RECORDS FOR THIS TASK section start

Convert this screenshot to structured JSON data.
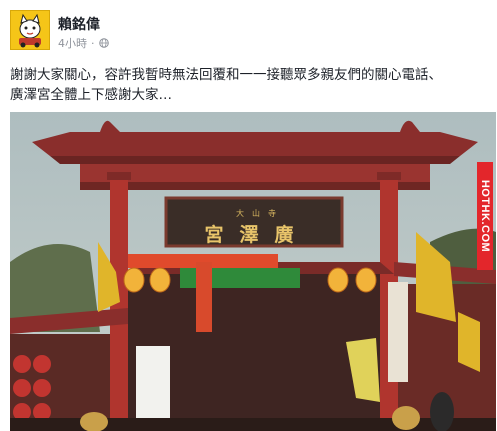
{
  "post": {
    "author": "賴銘偉",
    "time": "4小時",
    "separator": "·",
    "privacy_icon": "globe-icon",
    "text_line1": "謝謝大家關心，容許我暫時無法回覆和一一接聽眾多親友們的關心電話、",
    "text_line2": "廣澤宮全體上下感謝大家…"
  },
  "photo": {
    "sign_main": "宮澤廣",
    "sign_small": "大山寺",
    "watermark": "HOTHK.COM"
  },
  "colors": {
    "roof": "#8a2e2c",
    "pillar": "#b0352e",
    "watermark_bg": "#e3262b",
    "sign_gold": "#e8c46a"
  }
}
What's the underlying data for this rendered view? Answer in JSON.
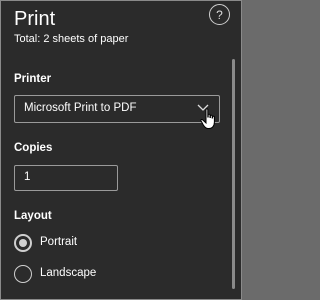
{
  "header": {
    "title": "Print",
    "subtitle": "Total: 2 sheets of paper",
    "help_glyph": "?"
  },
  "printer": {
    "label": "Printer",
    "selected": "Microsoft Print to PDF",
    "chevron_icon": "chevron-down-icon"
  },
  "copies": {
    "label": "Copies",
    "value": "1"
  },
  "layout": {
    "label": "Layout",
    "options": [
      {
        "label": "Portrait",
        "checked": true
      },
      {
        "label": "Landscape",
        "checked": false
      }
    ]
  },
  "colors": {
    "panel_background": "#2b2b2b",
    "text": "#ffffff",
    "border": "#9a9a9a"
  }
}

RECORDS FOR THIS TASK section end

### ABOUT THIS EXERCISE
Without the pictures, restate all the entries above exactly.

### RESULT OF THIS EXERCISE
Convert this screenshot to structured JSON data.
{
  "post": {
    "author": "賴銘偉",
    "time": "4小時",
    "separator": "·",
    "privacy_icon": "globe-icon",
    "text_line1": "謝謝大家關心，容許我暫時無法回覆和一一接聽眾多親友們的關心電話、",
    "text_line2": "廣澤宮全體上下感謝大家…"
  },
  "photo": {
    "sign_main": "宮澤廣",
    "sign_small": "大山寺",
    "watermark": "HOTHK.COM"
  },
  "colors": {
    "roof": "#8a2e2c",
    "pillar": "#b0352e",
    "watermark_bg": "#e3262b",
    "sign_gold": "#e8c46a"
  }
}
What's the underlying data for this rendered view? Answer in JSON.
{
  "header": {
    "title": "Print",
    "subtitle": "Total: 2 sheets of paper",
    "help_glyph": "?"
  },
  "printer": {
    "label": "Printer",
    "selected": "Microsoft Print to PDF",
    "chevron_icon": "chevron-down-icon"
  },
  "copies": {
    "label": "Copies",
    "value": "1"
  },
  "layout": {
    "label": "Layout",
    "options": [
      {
        "label": "Portrait",
        "checked": true
      },
      {
        "label": "Landscape",
        "checked": false
      }
    ]
  },
  "colors": {
    "panel_background": "#2b2b2b",
    "text": "#ffffff",
    "border": "#9a9a9a"
  }
}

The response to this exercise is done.